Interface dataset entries
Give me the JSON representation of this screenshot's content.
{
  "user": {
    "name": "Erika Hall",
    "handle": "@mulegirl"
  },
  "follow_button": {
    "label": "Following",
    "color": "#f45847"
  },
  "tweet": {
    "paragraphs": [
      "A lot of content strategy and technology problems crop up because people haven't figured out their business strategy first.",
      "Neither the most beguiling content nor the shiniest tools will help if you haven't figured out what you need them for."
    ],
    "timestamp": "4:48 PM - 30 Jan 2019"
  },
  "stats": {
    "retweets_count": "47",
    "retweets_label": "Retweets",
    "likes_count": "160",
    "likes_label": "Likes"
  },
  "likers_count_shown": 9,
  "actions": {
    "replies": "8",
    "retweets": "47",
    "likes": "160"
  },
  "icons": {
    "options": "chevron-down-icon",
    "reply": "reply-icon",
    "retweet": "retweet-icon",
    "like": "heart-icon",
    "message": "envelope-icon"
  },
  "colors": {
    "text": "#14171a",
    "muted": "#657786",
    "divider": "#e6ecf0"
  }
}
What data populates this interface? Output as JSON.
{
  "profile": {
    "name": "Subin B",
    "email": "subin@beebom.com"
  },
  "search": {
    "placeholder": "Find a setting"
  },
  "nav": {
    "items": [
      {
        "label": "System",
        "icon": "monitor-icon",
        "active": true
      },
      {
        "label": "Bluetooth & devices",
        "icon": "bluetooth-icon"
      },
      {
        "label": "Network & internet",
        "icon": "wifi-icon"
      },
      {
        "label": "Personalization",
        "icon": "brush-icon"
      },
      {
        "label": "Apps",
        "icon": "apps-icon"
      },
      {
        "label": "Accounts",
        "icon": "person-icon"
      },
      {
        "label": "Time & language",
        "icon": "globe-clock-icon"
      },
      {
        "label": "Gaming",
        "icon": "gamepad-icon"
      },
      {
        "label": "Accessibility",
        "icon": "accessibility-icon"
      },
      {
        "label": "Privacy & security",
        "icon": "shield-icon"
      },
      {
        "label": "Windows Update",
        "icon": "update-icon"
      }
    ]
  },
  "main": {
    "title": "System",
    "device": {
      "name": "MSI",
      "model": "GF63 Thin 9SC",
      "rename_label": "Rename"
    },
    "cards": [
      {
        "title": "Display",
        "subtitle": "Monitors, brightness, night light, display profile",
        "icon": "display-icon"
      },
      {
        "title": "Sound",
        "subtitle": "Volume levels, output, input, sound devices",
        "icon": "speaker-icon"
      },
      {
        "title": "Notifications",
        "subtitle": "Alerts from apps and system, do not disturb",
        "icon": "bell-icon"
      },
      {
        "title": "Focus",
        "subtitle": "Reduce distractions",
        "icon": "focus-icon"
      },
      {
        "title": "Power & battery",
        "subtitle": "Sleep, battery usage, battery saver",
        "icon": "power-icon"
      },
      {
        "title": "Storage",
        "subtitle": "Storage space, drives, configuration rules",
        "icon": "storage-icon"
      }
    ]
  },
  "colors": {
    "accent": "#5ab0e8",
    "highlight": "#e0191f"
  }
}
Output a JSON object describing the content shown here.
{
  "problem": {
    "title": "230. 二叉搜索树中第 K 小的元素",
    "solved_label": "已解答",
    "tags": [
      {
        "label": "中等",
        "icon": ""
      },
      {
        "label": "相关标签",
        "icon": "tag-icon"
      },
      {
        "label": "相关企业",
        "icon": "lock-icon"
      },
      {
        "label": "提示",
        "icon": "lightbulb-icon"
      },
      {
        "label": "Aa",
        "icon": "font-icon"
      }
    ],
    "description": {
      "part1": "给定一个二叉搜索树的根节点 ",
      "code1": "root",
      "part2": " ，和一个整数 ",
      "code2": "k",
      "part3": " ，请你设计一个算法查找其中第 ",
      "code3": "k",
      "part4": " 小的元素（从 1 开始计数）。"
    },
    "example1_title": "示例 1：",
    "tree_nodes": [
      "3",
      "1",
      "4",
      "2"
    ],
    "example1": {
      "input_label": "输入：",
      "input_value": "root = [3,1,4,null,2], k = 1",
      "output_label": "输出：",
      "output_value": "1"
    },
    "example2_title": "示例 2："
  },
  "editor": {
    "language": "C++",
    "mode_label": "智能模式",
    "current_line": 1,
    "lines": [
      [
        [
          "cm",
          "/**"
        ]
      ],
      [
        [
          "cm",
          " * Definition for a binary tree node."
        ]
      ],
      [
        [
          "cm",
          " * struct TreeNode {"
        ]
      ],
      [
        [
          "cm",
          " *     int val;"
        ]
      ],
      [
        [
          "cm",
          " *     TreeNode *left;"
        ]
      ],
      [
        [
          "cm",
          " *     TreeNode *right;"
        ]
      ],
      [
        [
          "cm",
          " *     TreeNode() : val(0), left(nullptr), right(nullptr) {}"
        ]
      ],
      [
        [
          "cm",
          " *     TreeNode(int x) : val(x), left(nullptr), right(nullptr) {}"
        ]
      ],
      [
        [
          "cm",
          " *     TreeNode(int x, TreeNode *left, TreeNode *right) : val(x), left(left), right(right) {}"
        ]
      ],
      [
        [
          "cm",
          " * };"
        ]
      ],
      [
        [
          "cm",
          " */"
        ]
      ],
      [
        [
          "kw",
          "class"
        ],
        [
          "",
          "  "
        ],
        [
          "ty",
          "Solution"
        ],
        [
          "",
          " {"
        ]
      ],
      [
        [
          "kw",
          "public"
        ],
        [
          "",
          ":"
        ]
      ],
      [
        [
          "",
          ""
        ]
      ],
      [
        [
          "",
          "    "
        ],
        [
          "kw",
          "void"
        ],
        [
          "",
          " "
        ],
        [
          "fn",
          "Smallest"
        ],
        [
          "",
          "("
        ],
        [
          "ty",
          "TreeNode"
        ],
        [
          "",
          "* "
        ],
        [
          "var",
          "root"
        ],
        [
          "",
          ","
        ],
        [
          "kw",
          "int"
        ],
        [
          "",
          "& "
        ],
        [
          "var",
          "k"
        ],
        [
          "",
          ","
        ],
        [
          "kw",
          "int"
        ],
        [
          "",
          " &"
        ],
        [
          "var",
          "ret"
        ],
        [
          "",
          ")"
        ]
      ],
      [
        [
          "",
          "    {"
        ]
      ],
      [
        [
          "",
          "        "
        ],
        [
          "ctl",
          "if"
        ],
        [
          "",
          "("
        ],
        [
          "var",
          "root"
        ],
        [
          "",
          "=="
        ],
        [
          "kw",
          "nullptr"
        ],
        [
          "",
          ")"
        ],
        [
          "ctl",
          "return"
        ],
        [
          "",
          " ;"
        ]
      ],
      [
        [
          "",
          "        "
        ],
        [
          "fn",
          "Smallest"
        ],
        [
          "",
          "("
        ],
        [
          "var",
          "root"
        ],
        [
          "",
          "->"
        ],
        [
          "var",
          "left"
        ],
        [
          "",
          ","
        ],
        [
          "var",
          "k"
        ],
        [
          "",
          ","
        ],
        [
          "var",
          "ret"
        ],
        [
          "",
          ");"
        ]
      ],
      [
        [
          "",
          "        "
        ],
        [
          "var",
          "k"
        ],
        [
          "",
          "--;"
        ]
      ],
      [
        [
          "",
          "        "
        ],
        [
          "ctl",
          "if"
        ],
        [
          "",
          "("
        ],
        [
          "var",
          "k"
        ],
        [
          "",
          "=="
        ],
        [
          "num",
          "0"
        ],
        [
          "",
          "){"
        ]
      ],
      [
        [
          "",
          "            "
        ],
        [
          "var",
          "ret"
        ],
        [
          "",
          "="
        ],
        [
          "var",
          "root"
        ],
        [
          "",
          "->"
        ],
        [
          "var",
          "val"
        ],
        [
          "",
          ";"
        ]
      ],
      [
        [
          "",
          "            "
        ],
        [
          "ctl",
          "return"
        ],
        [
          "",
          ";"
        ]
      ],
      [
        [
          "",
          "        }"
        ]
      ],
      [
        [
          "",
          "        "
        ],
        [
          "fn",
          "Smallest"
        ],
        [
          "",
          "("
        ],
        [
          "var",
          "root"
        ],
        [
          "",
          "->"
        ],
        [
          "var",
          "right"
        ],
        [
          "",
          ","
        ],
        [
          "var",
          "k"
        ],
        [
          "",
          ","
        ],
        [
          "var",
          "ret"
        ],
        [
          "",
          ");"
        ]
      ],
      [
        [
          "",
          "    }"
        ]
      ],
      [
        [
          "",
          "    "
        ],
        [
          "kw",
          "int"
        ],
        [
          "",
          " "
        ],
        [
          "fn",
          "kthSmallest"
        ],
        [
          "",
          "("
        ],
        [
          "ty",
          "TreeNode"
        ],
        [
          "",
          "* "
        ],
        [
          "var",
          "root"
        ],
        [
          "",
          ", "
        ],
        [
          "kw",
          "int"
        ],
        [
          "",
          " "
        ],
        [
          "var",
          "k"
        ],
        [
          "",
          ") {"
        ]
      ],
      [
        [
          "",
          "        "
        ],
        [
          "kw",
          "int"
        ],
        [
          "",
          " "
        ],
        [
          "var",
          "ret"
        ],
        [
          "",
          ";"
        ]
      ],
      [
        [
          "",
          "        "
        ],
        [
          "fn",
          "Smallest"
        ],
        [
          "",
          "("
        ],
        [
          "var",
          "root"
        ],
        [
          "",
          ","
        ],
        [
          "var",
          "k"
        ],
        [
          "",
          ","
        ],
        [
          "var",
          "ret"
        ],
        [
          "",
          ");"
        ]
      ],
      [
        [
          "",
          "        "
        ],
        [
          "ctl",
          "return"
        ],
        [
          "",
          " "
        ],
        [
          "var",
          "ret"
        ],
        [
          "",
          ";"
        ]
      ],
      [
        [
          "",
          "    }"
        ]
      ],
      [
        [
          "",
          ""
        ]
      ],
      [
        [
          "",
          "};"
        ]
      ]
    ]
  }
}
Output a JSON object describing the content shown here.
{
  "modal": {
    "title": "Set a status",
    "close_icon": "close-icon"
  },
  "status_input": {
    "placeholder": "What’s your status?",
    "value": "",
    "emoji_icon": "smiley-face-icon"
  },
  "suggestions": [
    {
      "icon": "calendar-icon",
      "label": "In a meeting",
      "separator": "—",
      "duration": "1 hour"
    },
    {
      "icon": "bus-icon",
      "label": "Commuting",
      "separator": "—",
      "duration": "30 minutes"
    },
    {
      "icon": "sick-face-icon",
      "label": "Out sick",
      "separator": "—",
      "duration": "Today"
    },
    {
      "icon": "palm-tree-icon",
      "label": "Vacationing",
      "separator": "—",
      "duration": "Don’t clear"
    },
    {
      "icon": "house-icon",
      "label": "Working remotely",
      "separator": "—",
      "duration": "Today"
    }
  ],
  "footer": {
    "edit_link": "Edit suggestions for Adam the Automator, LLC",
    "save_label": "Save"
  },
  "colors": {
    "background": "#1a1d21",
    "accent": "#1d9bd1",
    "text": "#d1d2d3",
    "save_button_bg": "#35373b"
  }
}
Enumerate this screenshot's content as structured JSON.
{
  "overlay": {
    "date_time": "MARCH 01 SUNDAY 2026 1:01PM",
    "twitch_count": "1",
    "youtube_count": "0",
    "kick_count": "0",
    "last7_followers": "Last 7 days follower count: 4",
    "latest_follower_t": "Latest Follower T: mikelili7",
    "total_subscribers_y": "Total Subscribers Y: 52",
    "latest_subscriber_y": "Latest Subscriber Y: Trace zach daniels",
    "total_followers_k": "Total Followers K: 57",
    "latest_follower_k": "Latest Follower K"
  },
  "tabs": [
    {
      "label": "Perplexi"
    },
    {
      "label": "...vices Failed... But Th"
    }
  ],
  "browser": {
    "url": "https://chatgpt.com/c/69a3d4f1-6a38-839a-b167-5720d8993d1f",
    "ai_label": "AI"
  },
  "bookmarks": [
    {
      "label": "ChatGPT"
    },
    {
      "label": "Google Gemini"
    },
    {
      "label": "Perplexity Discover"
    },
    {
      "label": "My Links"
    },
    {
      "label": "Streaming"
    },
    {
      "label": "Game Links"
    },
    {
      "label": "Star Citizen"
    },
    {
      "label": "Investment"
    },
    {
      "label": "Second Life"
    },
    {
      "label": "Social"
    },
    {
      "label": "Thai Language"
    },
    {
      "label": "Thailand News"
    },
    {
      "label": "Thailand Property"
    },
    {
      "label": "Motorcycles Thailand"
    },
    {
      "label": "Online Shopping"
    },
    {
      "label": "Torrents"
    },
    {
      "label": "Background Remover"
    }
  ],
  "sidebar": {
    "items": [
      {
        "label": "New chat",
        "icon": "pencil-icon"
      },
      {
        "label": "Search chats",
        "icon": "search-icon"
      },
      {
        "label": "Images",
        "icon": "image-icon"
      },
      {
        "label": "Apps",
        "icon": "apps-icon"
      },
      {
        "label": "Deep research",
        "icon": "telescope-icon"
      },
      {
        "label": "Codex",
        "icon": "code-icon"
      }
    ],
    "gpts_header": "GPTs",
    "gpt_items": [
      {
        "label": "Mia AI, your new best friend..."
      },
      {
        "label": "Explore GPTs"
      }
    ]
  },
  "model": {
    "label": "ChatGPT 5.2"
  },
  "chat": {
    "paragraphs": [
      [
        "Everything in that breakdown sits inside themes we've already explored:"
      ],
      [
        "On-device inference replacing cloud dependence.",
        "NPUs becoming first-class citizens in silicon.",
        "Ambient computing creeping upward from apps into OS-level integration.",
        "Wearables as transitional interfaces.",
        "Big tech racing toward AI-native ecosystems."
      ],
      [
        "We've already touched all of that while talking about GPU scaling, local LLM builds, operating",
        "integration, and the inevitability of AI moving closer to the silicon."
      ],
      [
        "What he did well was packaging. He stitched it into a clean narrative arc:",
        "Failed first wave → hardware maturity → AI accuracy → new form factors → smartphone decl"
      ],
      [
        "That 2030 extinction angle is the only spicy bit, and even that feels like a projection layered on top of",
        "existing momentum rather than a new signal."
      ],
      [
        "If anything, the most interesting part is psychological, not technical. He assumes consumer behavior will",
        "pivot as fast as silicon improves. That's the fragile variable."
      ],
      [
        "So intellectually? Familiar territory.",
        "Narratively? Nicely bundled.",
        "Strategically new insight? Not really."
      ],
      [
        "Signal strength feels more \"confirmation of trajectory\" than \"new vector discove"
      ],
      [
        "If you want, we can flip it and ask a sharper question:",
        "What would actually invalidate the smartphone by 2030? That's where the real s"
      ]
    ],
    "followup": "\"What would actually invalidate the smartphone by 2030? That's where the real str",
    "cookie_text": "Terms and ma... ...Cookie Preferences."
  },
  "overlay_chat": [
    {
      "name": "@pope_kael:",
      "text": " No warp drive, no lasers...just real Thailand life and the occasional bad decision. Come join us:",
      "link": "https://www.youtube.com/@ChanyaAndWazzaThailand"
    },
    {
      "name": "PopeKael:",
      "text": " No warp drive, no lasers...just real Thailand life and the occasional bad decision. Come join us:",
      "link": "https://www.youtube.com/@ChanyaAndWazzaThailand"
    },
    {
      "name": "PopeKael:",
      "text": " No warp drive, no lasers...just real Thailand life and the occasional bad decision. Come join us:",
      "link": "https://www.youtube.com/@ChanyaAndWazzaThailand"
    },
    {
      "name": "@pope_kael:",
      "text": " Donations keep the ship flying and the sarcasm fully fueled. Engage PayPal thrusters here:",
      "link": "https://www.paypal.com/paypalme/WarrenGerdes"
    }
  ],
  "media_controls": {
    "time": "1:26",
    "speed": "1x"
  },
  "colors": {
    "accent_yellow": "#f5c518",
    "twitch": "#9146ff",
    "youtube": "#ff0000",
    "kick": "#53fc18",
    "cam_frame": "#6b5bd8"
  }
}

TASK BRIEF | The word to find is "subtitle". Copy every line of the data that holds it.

TASK RESULT |
        "subtitle": "Monitors, brightness, night light, display profile",
        "subtitle": "Volume levels, output, input, sound devices",
        "subtitle": "Alerts from apps and system, do not disturb",
        "subtitle": "Reduce distractions",
        "subtitle": "Sleep, battery usage, battery saver",
        "subtitle": "Storage space, drives, configuration rules",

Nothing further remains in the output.